And it’s not as if merger is the only option with many councils already clubbing together on collaborative procurement frameworks.
Nicola Mark, head of the Norfolk pension fund, said that the joint framework being developed by her authority had cut procurement timescales from 12 months to 3-4 weeks, and costs from £50,000 per contract to a “few thousand”.
Mark estimated that if each of the nearly 100 council funds across England and Wales used such a framework, savings of £10m per annum could be achieved. “There’s been a real sharpening of pencils by suppliers in the market place which we did not expect,” she said.
Chris Bilsland, the quaintly titled chamberlain of the City of London Corporation, told the conference that two-thirds of the capital’s councils had signed up to a common investment framework, while the remainder were examining the idea. He predicted that the pan-London framework would be “well on its way” by Christmas.

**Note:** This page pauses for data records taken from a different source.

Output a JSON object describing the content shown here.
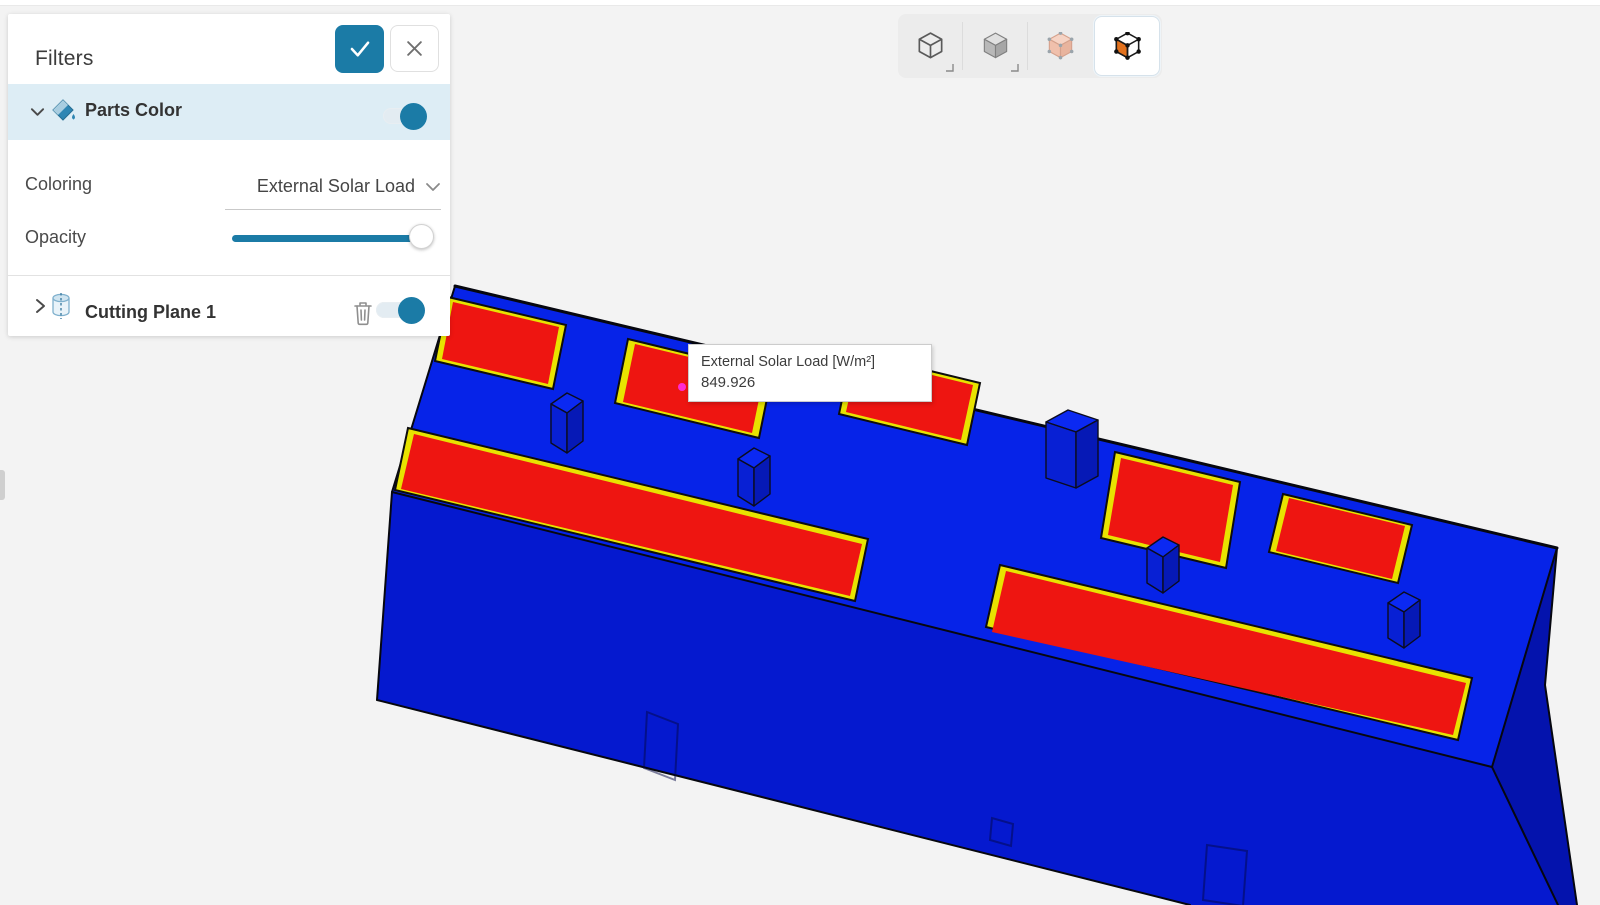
{
  "page": {
    "background": "#f3f3f3"
  },
  "filters_panel": {
    "title": "Filters",
    "rows": {
      "parts_color": {
        "label": "Parts Color",
        "enabled": true
      },
      "coloring": {
        "label": "Coloring",
        "value": "External Solar Load"
      },
      "opacity": {
        "label": "Opacity",
        "percent": 100
      },
      "cutting_plane": {
        "label": "Cutting Plane 1",
        "enabled": true
      }
    }
  },
  "view_toolbar": {
    "buttons": [
      "wireframe-view",
      "solid-view",
      "surface-view",
      "topology-view"
    ],
    "active": "topology-view"
  },
  "probe_tooltip": {
    "title": "External Solar Load [W/m²]",
    "value": "849.926"
  },
  "scene": {
    "description": "3D box model colored by external solar load",
    "colors": {
      "top_face": "#0623e8",
      "front_face": "#0519cf",
      "side_face": "#0413ad",
      "hot_patch": "#ee1511",
      "patch_fringe": "#e8e300",
      "edge": "#06070f",
      "probe_marker": "#ff2ad4"
    }
  },
  "icons": [
    "check-icon",
    "close-icon",
    "chevron-down-icon",
    "chevron-right-icon",
    "paint-bucket-icon",
    "cutting-plane-icon",
    "trash-icon",
    "wireframe-cube-icon",
    "solid-cube-icon",
    "surface-cube-icon",
    "topology-cube-icon"
  ]
}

The idea of greater collaboration between funds is also backed by AXA Investment Management in a report published in the run up to the close of the CLG consultation. This argues about the risk of ‘group think’ resulting from the concentration of decision making in fewer hands.
Jeff Huston, head of pensions at the Local Government Association, said: “I’m cross that ministers are making everybody spend time on a fairly irrelevant issue.”
However Brian Roberts, director of resources at Leicestershire County Council, urged delegates to take heed of the wider agenda across the public sector to deliver greater efficiency.
“I don’t think this is the biggest issue that we face, however need to make a formal commitment to move further down this road. I don’t think structural change is required but without that commitment we are vulnerable - doing nothing is not an option.”
Judging from last week’s event though, it is clear that council pension funds are not sitting back and waiting for Whitehall edicts.